Have you found a black bear den?
First, back away slowly, or you’ll end up like Leonardo DiCaprio’s character in “The Revenant.”
Then, let the state Department of Environmental Conservation know.
The DEC’s wildlife biologists are seeking the public’s help in learning about black bears and their dens.
Bears are known to hibernate in rock crevices, in tree cavities, under heavy brush or even under a fallen tree.
This time of year, there may be cubs in the dens, so you may hear a high-pitched squeal from the baby bears, officials said.
The DEC doesn’t want people to approach or disturb the dens. But they’d like anyone who comes across one to note the location and “move away from the den.”

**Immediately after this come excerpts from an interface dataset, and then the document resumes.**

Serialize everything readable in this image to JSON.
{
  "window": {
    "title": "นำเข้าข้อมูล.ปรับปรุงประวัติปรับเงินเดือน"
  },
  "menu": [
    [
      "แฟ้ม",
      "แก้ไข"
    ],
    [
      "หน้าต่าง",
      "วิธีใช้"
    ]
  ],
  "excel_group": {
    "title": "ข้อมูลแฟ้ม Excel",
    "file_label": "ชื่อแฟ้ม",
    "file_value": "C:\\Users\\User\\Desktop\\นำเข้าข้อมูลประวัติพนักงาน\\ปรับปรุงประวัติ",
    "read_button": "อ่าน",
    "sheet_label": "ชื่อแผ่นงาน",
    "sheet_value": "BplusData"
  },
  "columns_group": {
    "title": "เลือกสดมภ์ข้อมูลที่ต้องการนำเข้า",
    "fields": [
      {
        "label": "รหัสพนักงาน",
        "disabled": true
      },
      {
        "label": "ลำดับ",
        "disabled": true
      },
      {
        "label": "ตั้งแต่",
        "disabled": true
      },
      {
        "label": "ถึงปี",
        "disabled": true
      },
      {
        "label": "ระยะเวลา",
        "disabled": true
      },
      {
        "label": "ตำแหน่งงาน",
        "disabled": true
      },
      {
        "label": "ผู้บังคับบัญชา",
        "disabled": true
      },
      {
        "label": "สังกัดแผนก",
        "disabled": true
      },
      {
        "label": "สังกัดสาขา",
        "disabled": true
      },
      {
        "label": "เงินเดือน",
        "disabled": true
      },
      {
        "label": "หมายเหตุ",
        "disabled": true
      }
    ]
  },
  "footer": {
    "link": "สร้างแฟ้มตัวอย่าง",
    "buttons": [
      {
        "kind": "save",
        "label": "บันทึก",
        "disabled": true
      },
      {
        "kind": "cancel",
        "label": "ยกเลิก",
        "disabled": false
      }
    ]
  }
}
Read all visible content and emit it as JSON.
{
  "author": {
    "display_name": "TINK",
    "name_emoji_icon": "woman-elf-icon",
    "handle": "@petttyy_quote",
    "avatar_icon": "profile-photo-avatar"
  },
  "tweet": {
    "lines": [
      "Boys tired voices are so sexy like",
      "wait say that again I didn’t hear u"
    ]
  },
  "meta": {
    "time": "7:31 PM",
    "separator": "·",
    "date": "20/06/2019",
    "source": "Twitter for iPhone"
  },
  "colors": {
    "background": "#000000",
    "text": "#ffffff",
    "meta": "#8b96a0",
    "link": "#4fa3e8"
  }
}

“There is great value in having resident participation for this type of wildlife research,” said DEC Acting Commissioner Basil Seggos. “DEC’s wildlife biologists use public feedback from these studies as a guidance measure for future wildlife management and planning efforts. I encourage anyone that encounters a bear den to follow our safety instructions and reach out to their local DEC office for reporting.”
Anyone locating a bear den can contact their local DEC Wildlife office with specifics about the den location, including GPS coordinates, if possible.
More information about black bears in New York is available at the DEC website.